• What you have to do: For this exercise, copy out each line of the material below that includes "data".

====== Records shown

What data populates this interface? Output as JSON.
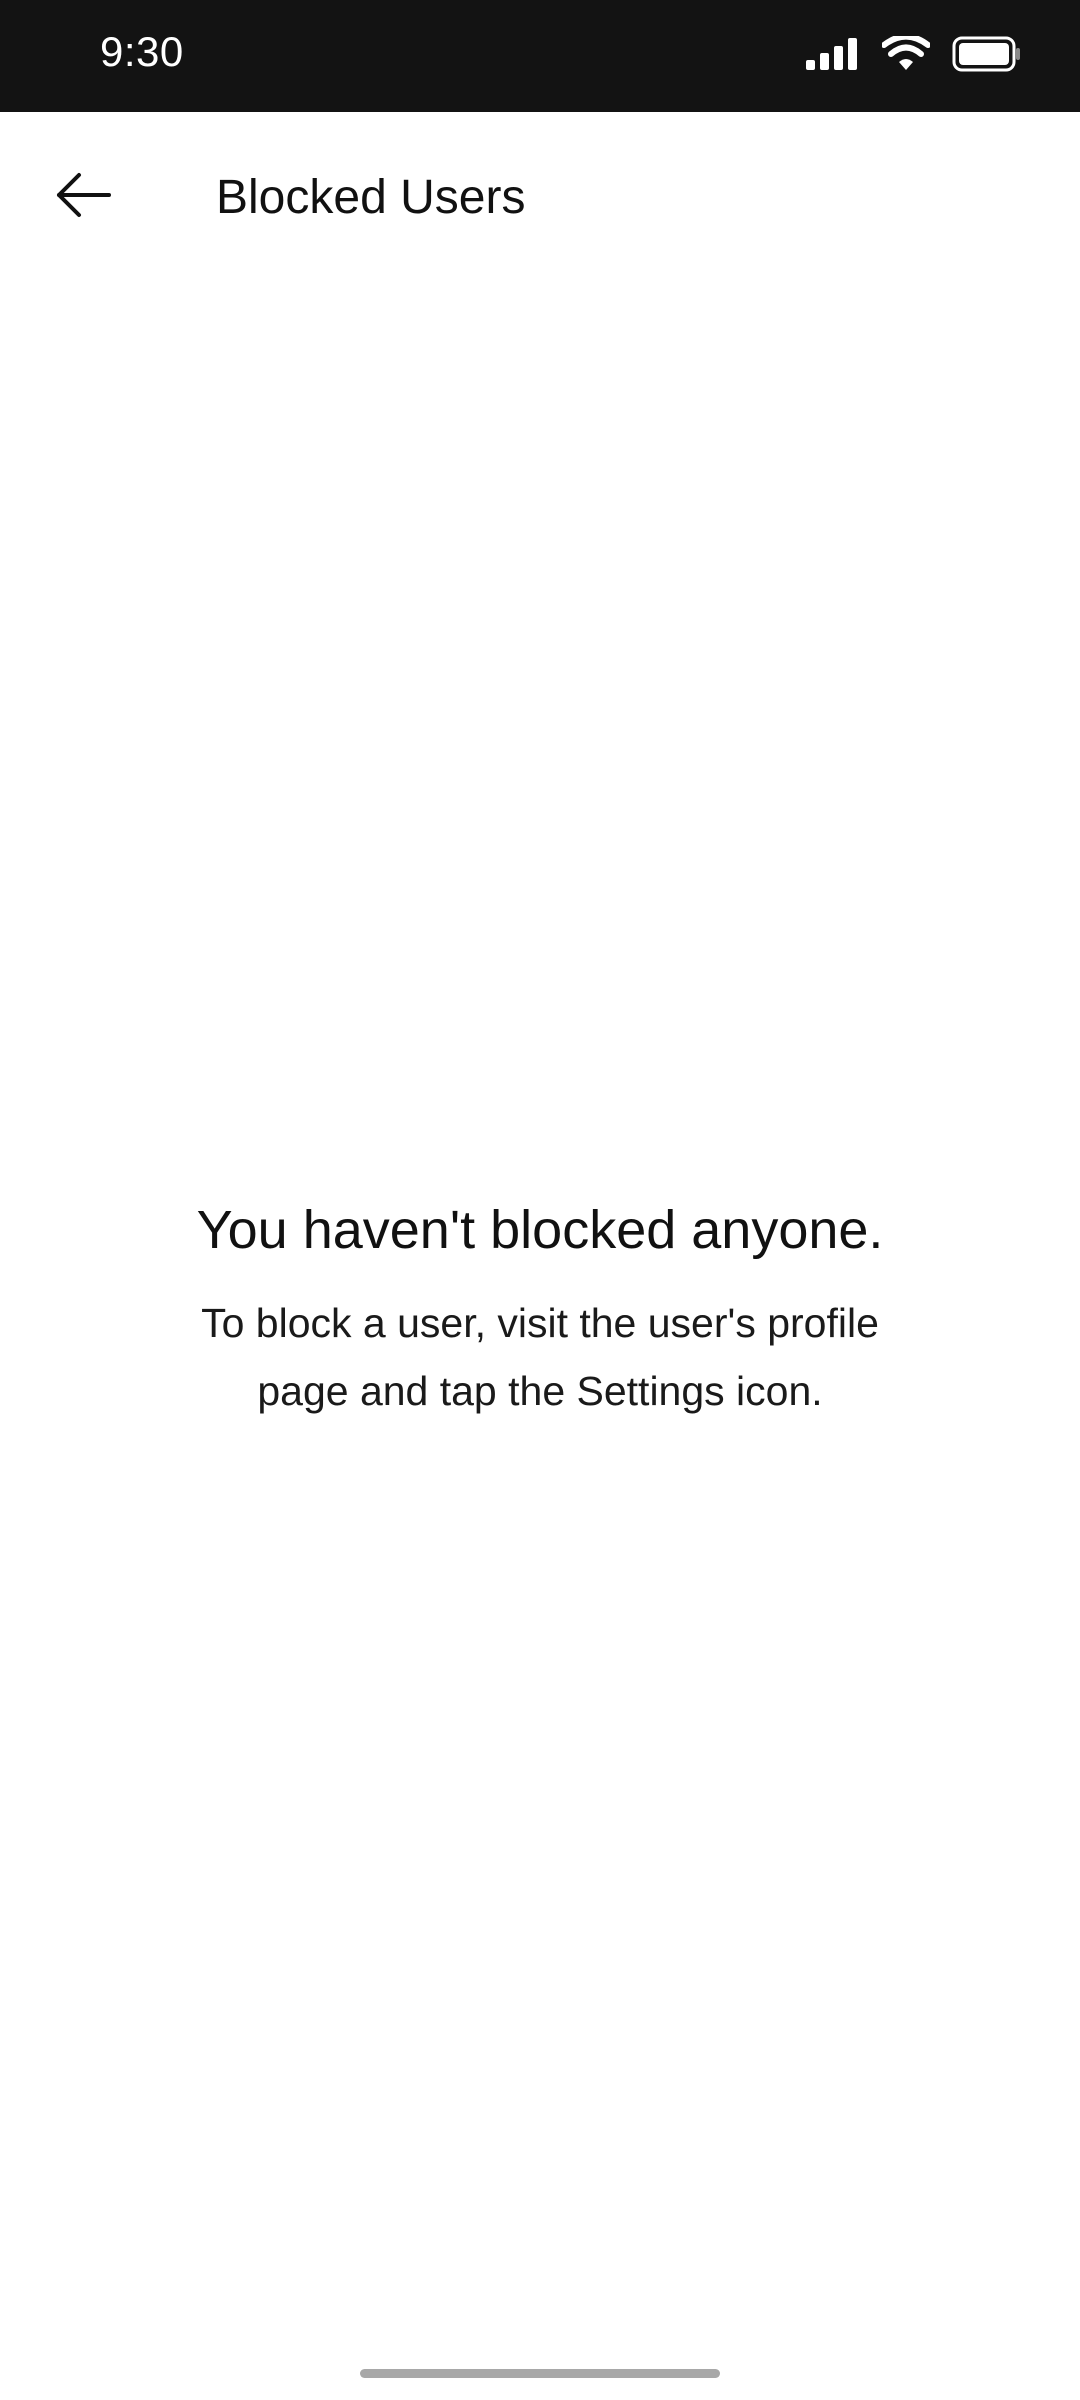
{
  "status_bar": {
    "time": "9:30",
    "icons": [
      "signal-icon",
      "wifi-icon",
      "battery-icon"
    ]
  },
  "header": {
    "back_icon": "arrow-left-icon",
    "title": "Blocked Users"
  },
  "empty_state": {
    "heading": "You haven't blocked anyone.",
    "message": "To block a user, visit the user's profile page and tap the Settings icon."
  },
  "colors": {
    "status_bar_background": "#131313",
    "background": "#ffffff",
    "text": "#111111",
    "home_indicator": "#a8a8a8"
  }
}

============
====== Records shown

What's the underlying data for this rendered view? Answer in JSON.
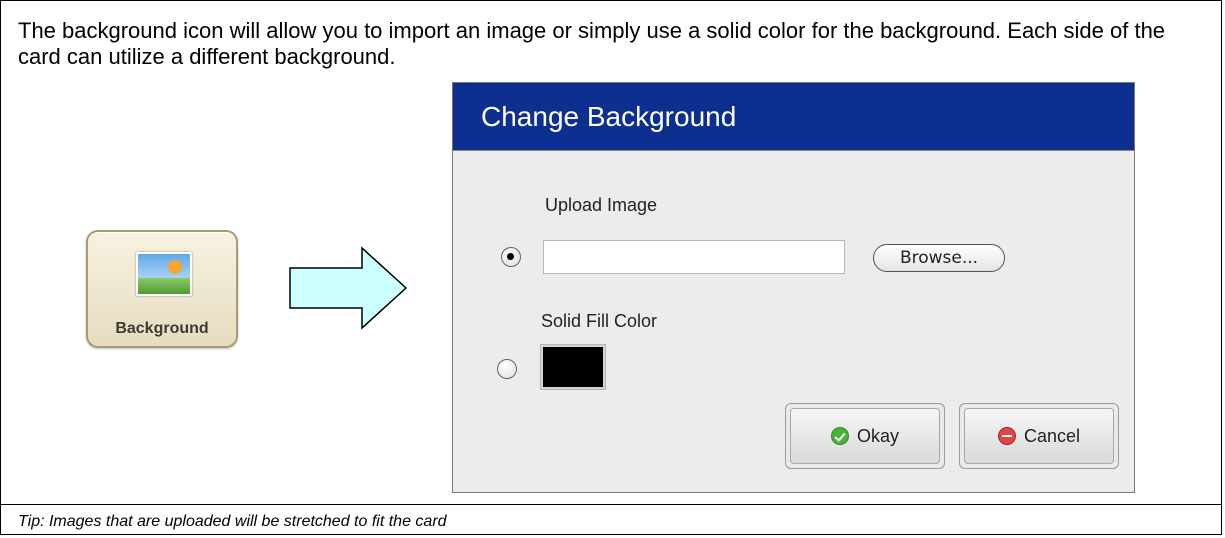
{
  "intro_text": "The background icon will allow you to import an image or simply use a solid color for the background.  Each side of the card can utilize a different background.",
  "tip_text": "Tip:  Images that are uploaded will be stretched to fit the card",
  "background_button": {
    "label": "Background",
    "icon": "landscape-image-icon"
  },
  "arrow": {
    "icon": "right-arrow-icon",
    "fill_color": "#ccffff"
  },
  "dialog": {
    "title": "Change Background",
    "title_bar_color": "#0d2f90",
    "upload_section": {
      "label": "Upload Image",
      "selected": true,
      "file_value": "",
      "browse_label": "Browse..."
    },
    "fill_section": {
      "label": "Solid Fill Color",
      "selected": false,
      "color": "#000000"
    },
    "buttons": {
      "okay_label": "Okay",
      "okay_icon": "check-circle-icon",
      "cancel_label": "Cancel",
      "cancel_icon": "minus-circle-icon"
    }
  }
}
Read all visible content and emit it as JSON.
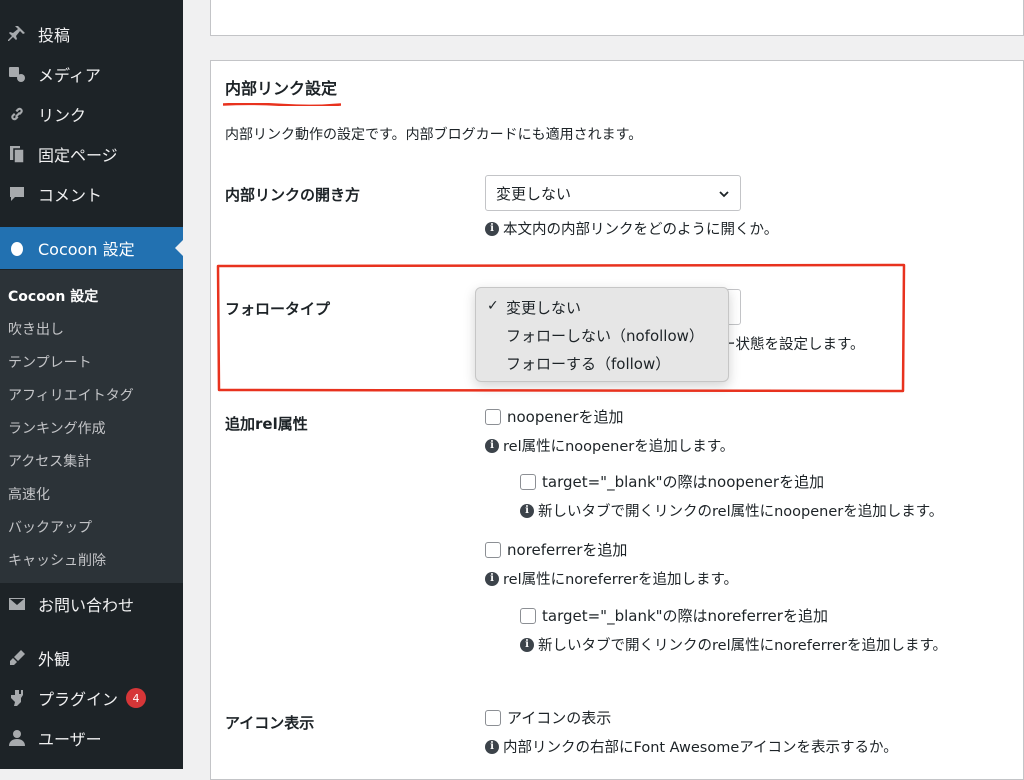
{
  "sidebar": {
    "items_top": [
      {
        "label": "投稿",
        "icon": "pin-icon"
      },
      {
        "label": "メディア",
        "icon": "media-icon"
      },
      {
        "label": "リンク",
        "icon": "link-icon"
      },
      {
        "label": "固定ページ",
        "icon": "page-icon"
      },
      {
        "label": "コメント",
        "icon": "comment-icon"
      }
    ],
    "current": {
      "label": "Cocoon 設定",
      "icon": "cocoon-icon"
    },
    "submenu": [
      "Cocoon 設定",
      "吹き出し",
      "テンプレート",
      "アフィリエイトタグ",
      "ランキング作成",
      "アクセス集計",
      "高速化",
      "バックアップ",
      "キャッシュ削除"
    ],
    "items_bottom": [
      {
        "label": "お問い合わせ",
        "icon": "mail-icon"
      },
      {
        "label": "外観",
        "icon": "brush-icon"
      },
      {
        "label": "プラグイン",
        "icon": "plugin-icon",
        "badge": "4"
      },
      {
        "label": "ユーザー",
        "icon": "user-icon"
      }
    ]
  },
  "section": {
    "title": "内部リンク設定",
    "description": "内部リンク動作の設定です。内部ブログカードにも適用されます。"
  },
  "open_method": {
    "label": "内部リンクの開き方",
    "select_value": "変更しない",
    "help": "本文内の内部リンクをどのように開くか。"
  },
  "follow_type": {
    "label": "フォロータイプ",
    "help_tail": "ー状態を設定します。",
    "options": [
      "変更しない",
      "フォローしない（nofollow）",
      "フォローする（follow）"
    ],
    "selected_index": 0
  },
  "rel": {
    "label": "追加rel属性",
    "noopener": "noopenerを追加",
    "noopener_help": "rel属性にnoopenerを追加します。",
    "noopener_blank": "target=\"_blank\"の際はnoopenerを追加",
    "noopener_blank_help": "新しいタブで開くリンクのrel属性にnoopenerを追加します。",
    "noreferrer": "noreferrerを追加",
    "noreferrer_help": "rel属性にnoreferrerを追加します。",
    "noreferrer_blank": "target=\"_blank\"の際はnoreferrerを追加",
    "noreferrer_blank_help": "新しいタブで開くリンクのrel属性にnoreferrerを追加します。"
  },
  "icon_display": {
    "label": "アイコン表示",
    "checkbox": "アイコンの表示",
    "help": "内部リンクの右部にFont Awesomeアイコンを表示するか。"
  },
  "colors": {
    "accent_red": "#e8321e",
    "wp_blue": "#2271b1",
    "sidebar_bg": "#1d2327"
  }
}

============
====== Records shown

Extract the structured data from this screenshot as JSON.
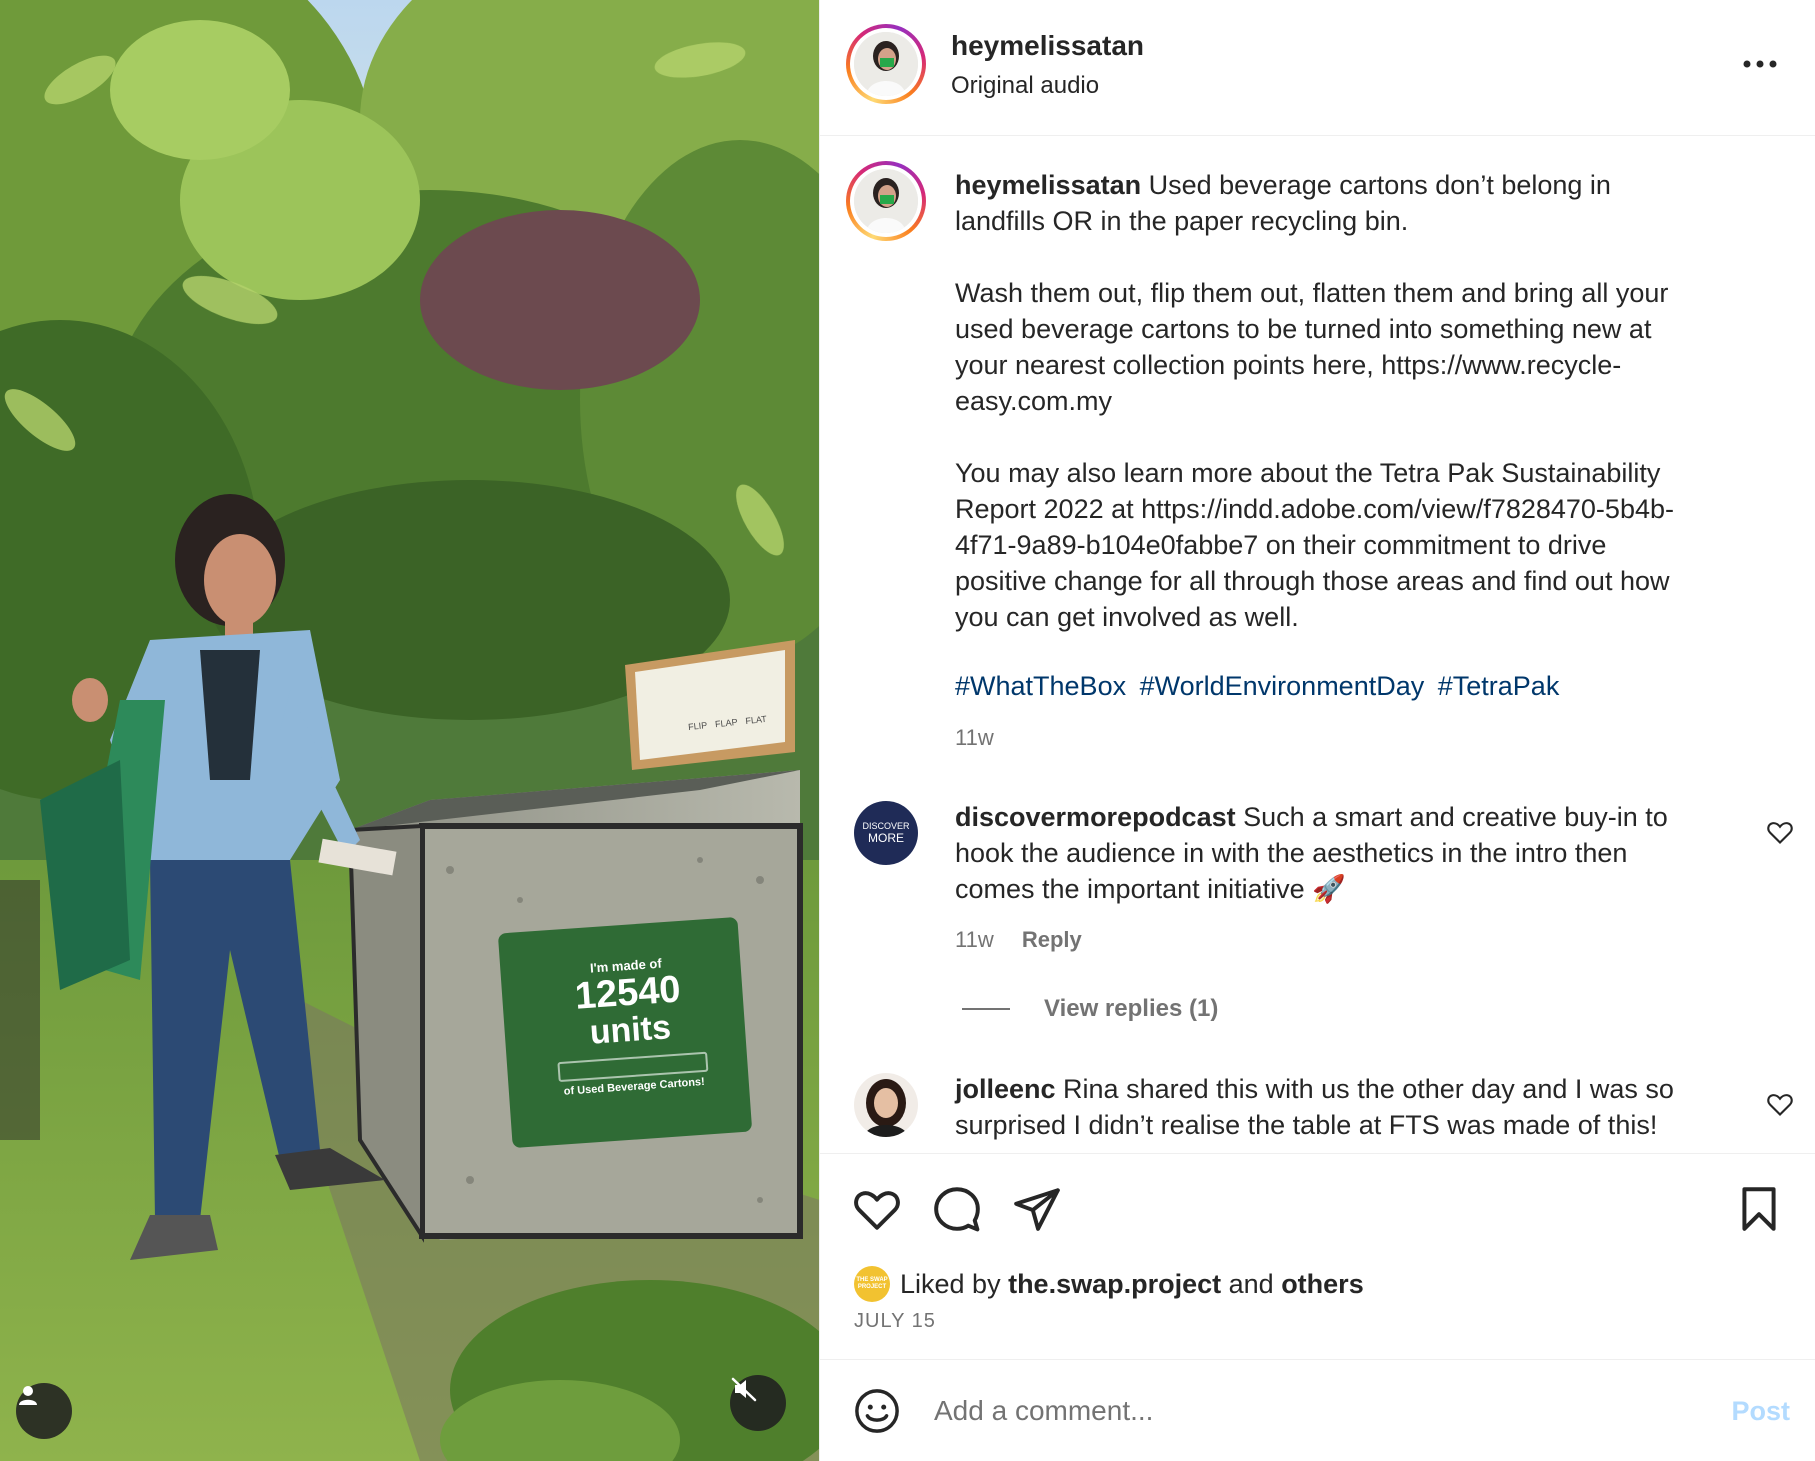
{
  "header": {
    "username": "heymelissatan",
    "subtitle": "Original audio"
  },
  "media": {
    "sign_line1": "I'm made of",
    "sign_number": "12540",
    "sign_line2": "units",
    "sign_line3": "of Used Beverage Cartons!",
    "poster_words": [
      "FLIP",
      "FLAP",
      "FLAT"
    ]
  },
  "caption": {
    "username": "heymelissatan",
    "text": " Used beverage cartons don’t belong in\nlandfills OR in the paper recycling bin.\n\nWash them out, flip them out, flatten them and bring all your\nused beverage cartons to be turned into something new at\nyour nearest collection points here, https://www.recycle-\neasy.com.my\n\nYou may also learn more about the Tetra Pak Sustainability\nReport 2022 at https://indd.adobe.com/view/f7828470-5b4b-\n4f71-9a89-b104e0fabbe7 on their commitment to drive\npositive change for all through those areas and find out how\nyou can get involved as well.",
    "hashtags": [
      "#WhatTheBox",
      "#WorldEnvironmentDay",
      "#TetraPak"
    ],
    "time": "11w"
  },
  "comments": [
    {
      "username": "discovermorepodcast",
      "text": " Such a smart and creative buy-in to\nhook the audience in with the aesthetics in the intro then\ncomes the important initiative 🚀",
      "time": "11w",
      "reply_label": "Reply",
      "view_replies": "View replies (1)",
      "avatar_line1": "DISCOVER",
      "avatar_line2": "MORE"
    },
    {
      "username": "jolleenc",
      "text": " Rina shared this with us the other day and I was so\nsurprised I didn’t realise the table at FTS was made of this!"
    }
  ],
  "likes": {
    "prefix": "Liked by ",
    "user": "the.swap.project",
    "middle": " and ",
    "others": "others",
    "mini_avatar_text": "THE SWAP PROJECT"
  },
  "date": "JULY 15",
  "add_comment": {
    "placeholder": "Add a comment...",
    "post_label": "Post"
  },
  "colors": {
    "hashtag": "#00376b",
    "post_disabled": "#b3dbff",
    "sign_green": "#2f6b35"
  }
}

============

• Task solution:
What data populates this interface? Output as JSON.
What's the underlying data for this rendered view? Answer in JSON.
Extract the structured data from this screenshot as JSON.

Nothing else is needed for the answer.